Dataset rows for apps and sites
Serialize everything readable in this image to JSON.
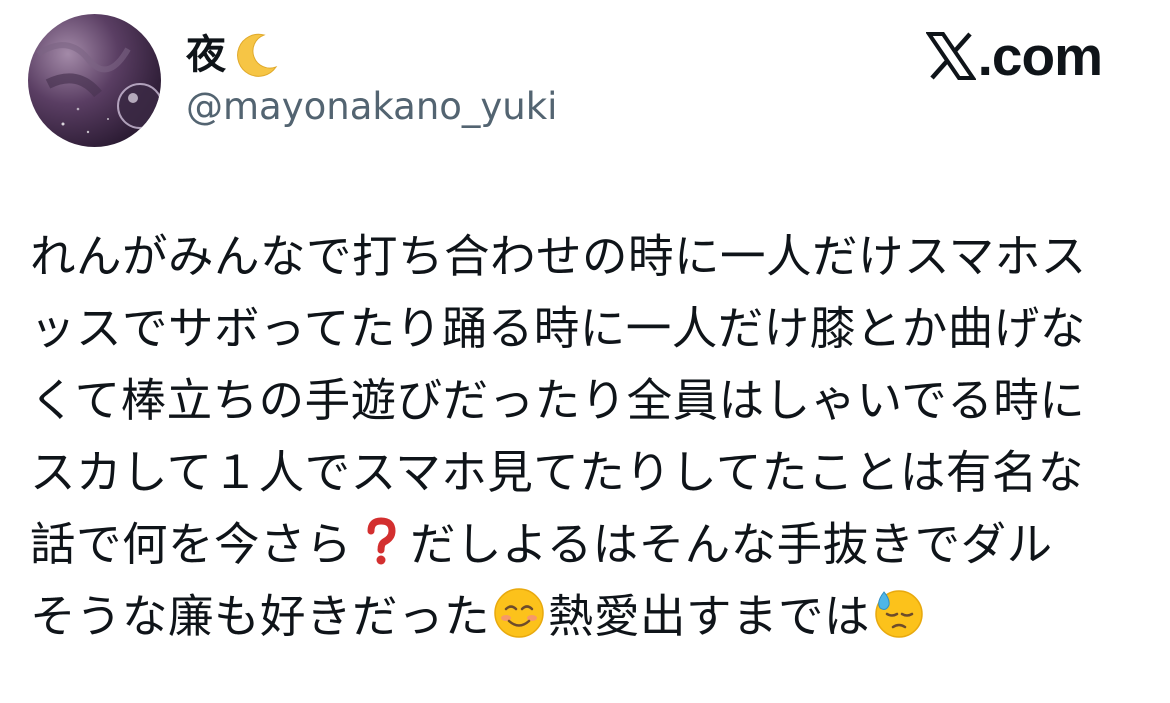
{
  "author": {
    "display_name": "夜",
    "name_emoji": "crescent-moon-icon",
    "handle": "@mayonakano_yuki"
  },
  "brand": {
    "icon": "x-logo-icon",
    "text": ".com"
  },
  "tweet": {
    "lines": [
      [
        "れんがみんなで打ち合わせの時に一人だけスマホス"
      ],
      [
        "ッスでサボってたり踊る時に一人だけ膝とか曲げな"
      ],
      [
        "くて棒立ちの手遊びだったり全員はしゃいでる時に"
      ],
      [
        "スカして１人でスマホ見てたりしてたことは有名な"
      ],
      [
        "話で何を今さら",
        "❓",
        "だしよるはそんな手抜きでダル"
      ],
      [
        "そうな廉も好きだった",
        "☺",
        "熱愛出すまでは",
        "😓"
      ]
    ]
  },
  "colors": {
    "text": "#0f1419",
    "handle": "#536471",
    "question_mark": "#d32f2f"
  }
}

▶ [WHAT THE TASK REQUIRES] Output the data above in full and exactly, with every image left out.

▶ [ANSWER TO THE PROBLEM]
Serialize everything readable in this image to JSON.
{
  "author": {
    "display_name": "夜",
    "name_emoji": "crescent-moon-icon",
    "handle": "@mayonakano_yuki"
  },
  "brand": {
    "icon": "x-logo-icon",
    "text": ".com"
  },
  "tweet": {
    "lines": [
      [
        "れんがみんなで打ち合わせの時に一人だけスマホス"
      ],
      [
        "ッスでサボってたり踊る時に一人だけ膝とか曲げな"
      ],
      [
        "くて棒立ちの手遊びだったり全員はしゃいでる時に"
      ],
      [
        "スカして１人でスマホ見てたりしてたことは有名な"
      ],
      [
        "話で何を今さら",
        "❓",
        "だしよるはそんな手抜きでダル"
      ],
      [
        "そうな廉も好きだった",
        "☺",
        "熱愛出すまでは",
        "😓"
      ]
    ]
  },
  "colors": {
    "text": "#0f1419",
    "handle": "#536471",
    "question_mark": "#d32f2f"
  }
}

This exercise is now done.